Sunday, August 11, 2013

BOP Review: Elysium

So I saw ELYSIUM the other day. Before going in, I had read some dismissive reviews that seemed a little hypercritical.  The consensus seemed to be that ELYSIUM didn’t come close to touching DISTRICT 9. I hate the idea of judging this film off of its predecessor, considering these movies are not connected story-wise.


That said I went into the movie with tempered expectations. I still left the theater feeling underwhelmed.


Don’t get me wrong, the movie has some very strong aspects to it. Blomkamp nails the visual effects integration, making the robots and shuttles feel authentic and worn in. Sharlto Copley, as usual, is wonderful. His deranged special ops agent Kruger is fascinating to watch. Whatever problems the film has, I can faze them out when he is on screen. Kruger is threatening, scary, funny, badass, and detestable all at once. Copley’s energy gives the film a spark that it sorely lacks whenever he isn’t present. The designs are also spectacular. From the weapons to the graffiti-covered parole officer robot, everything is a treat to look at… when you can focus on it. 


DISTRICT 9 offered some pretense for its heavy use of shaky cam footage with the idea that the film was partly a documentary exposing MNU’s illegal acts. Here, Blomkamp seemed unsure of his style. Some shots are filled with frantic camera bouncing intermixed with steady slo-mo shots and jumbled close-ups. It doesn’t seem like there was a cohesive strategy to the cinematography. At times, it was tricky to grasp everything. I’m sure I’ll better appreciate the look of the film once it hits blu-ray and I can absorb it all on a small screen.


The characters, outside of Kruger, are flat. The protagonist, Max, is a yet another hero predestined to be a savior. The opening flashback, which is played several points throughout the film to really, really pound it in, features a nun telling Max he’s special and it’s his fate to do something big. But Max never feels that special. He’s determined, cynical, and a smart-ass. Besides that, there doesn’t seem like much to him. He’s an everyman with a checkered past. He’s good deep down, but he’s done some bad things. Characters say he used to be a legend when he was a criminal, but the film doesn’t do much to show the character as being exceptional. Still, Matt Damon gives the role a solid effort and prevents Max from being a total waster. There’s just not enough in the script to make the character fresh or engaging. Sitting in the theater, I found myself waiting for Kruger to pop up. 


And let’s not spend much time on the story.
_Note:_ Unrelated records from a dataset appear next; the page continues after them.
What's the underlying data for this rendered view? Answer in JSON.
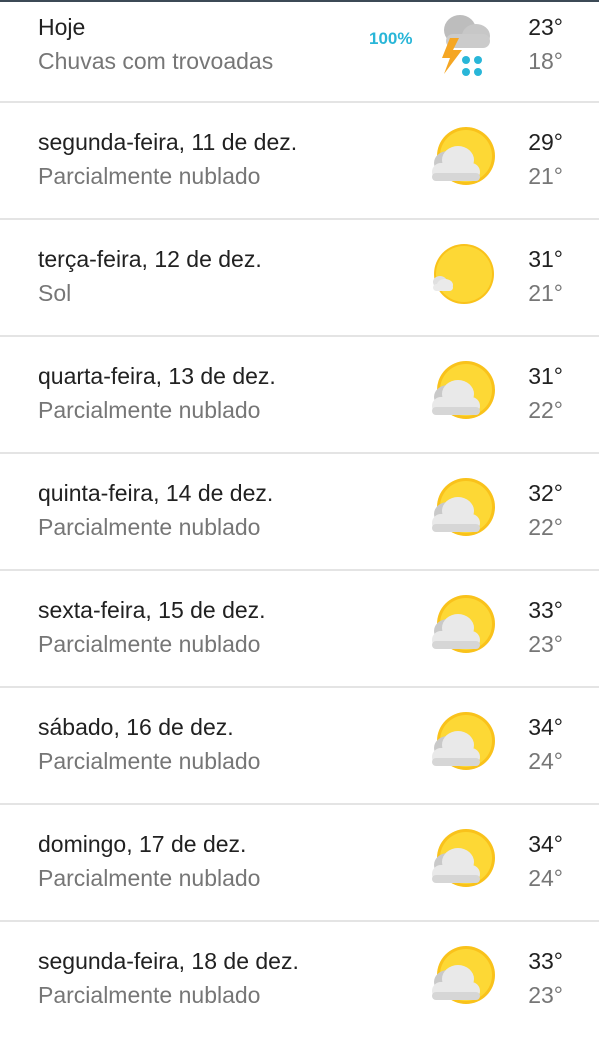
{
  "forecast": [
    {
      "day": "Hoje",
      "condition": "Chuvas com trovoadas",
      "high": "23°",
      "low": "18°",
      "precip": "100%",
      "icon": "thunderstorm-icon"
    },
    {
      "day": "segunda-feira, 11 de dez.",
      "condition": "Parcialmente nublado",
      "high": "29°",
      "low": "21°",
      "icon": "partly-cloudy-icon"
    },
    {
      "day": "terça-feira, 12 de dez.",
      "condition": "Sol",
      "high": "31°",
      "low": "21°",
      "icon": "sunny-icon"
    },
    {
      "day": "quarta-feira, 13 de dez.",
      "condition": "Parcialmente nublado",
      "high": "31°",
      "low": "22°",
      "icon": "partly-cloudy-icon"
    },
    {
      "day": "quinta-feira, 14 de dez.",
      "condition": "Parcialmente nublado",
      "high": "32°",
      "low": "22°",
      "icon": "partly-cloudy-icon"
    },
    {
      "day": "sexta-feira, 15 de dez.",
      "condition": "Parcialmente nublado",
      "high": "33°",
      "low": "23°",
      "icon": "partly-cloudy-icon"
    },
    {
      "day": "sábado, 16 de dez.",
      "condition": "Parcialmente nublado",
      "high": "34°",
      "low": "24°",
      "icon": "partly-cloudy-icon"
    },
    {
      "day": "domingo, 17 de dez.",
      "condition": "Parcialmente nublado",
      "high": "34°",
      "low": "24°",
      "icon": "partly-cloudy-icon"
    },
    {
      "day": "segunda-feira, 18 de dez.",
      "condition": "Parcialmente nublado",
      "high": "33°",
      "low": "23°",
      "icon": "partly-cloudy-icon"
    }
  ],
  "colors": {
    "sun": "#fdd835",
    "sun_edge": "#f9c21b",
    "cloud": "#e9e9e9",
    "cloud_shadow": "#c9c9c9",
    "rain": "#29b6d8",
    "bolt": "#f5a623"
  }
}
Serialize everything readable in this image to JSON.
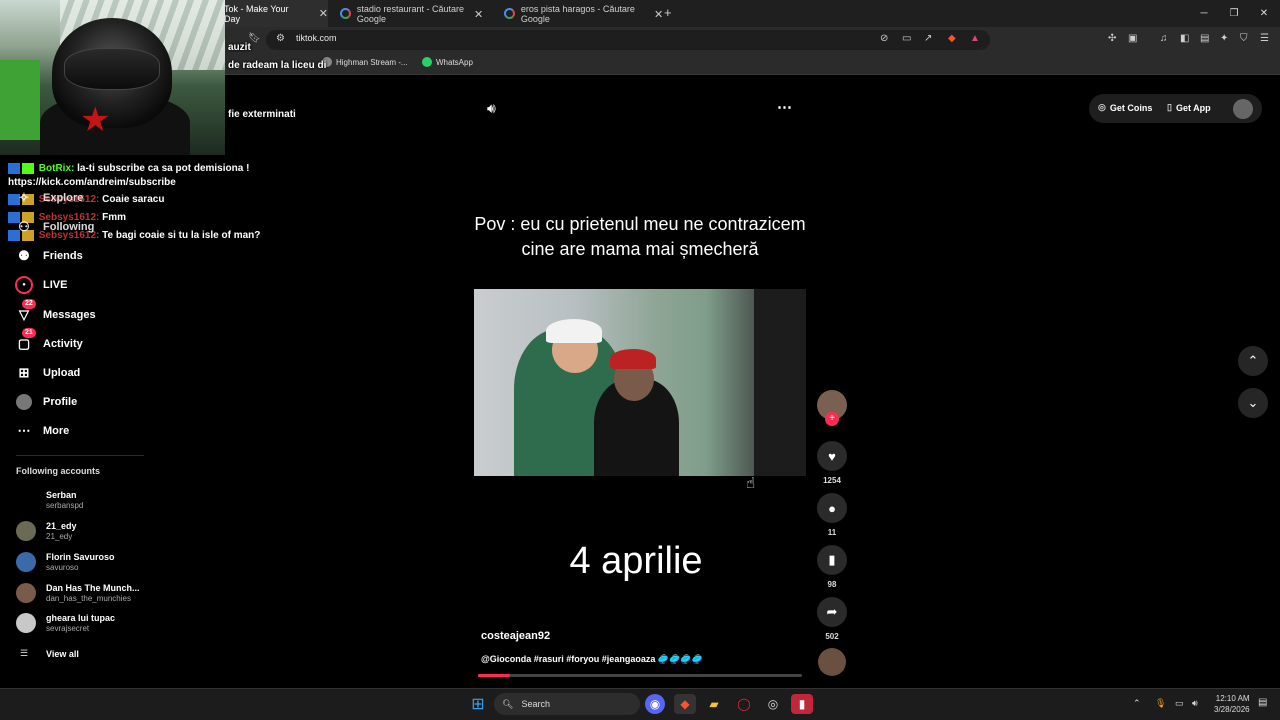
{
  "browser": {
    "tabs": [
      {
        "label": "Tok - Make Your Day",
        "close": "✕"
      },
      {
        "label": "stadio restaurant - Căutare Google",
        "close": "✕"
      },
      {
        "label": "eros pista haragos - Căutare Google",
        "close": "✕"
      }
    ],
    "new_tab": "+",
    "url": "tiktok.com",
    "bookmarks": [
      "Highman Stream -...",
      "WhatsApp"
    ]
  },
  "overlay": {
    "texts": [
      "auzit",
      "de radeam la liceu di",
      "fie exterminati"
    ],
    "chat": [
      {
        "user": "BotRix:",
        "text": "la-ti subscribe ca sa pot demisiona !"
      },
      {
        "user": "",
        "text": "https://kick.com/andreim/subscribe"
      },
      {
        "user": "Sebsys1612:",
        "text": "Coaie saracu"
      },
      {
        "user": "Sebsys1612:",
        "text": "Fmm"
      },
      {
        "user": "Sebsys1612:",
        "text": "Te bagi coaie si tu la isle of man?"
      }
    ]
  },
  "sidebar": {
    "items": [
      {
        "label": "Explore",
        "icon": "compass-icon"
      },
      {
        "label": "Following",
        "icon": "following-icon"
      },
      {
        "label": "Friends",
        "icon": "friends-icon"
      },
      {
        "label": "LIVE",
        "icon": "live-icon"
      },
      {
        "label": "Messages",
        "icon": "messages-icon",
        "count": "22"
      },
      {
        "label": "Activity",
        "icon": "activity-icon",
        "count": "21"
      },
      {
        "label": "Upload",
        "icon": "upload-icon"
      },
      {
        "label": "Profile",
        "icon": "profile-icon"
      },
      {
        "label": "More",
        "icon": "more-icon"
      }
    ],
    "following_title": "Following accounts",
    "accounts": [
      {
        "name": "Serban",
        "handle": "serbanspd"
      },
      {
        "name": "21_edy",
        "handle": "21_edy"
      },
      {
        "name": "Florin Savuroso",
        "handle": "savuroso"
      },
      {
        "name": "Dan Has The Munch...",
        "handle": "dan_has_the_munchies"
      },
      {
        "name": "gheara lui tupac",
        "handle": "sevrajsecret"
      }
    ],
    "view_all": "View all"
  },
  "video": {
    "overlay_text": "Pov : eu cu prietenul meu ne contrazicem cine are mama mai șmecheră",
    "date_text": "4 aprilie",
    "author": "costeajean92",
    "caption": "@Gioconda #rasuri #foryou #jeangaoaza 🥏🥏🥏🥏",
    "progress": 0.1
  },
  "actions": {
    "likes": "1254",
    "comments": "11",
    "saves": "98",
    "shares": "502"
  },
  "header": {
    "get_coins": "Get Coins",
    "get_app": "Get App"
  },
  "taskbar": {
    "search": "Search",
    "time": "12:10 AM",
    "date": "3/28/2026"
  },
  "colors": {
    "accent": "#fe2c55",
    "background": "#000000"
  }
}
The overall concept is timely – the gap between the rich and the poor has become so large that the parties actually exist on different worlds. The poor get the grimy, dilapidated remains of Earth and the wealthy get to live on the paradise-in-space Elysium. Once the technobabble about brain data synchronization and system rebooting scripts comes into play, though, the core theme stalls out. The rich are bad, the poor should be treated less like cattle, and magic heal-everything machines should be shared with everyone. There are some neat concepts in ELYSIUM, but none of them are fully developed. It’s a shame the film uses its political subtext as a backdrop, rather than something to be explored.


Altogether, ELYSIUM can be seen as a sophomore slump for Blomkamp. It’s a middling effort with some great moments that make the rough spots feel extra frustrating. 

- Cody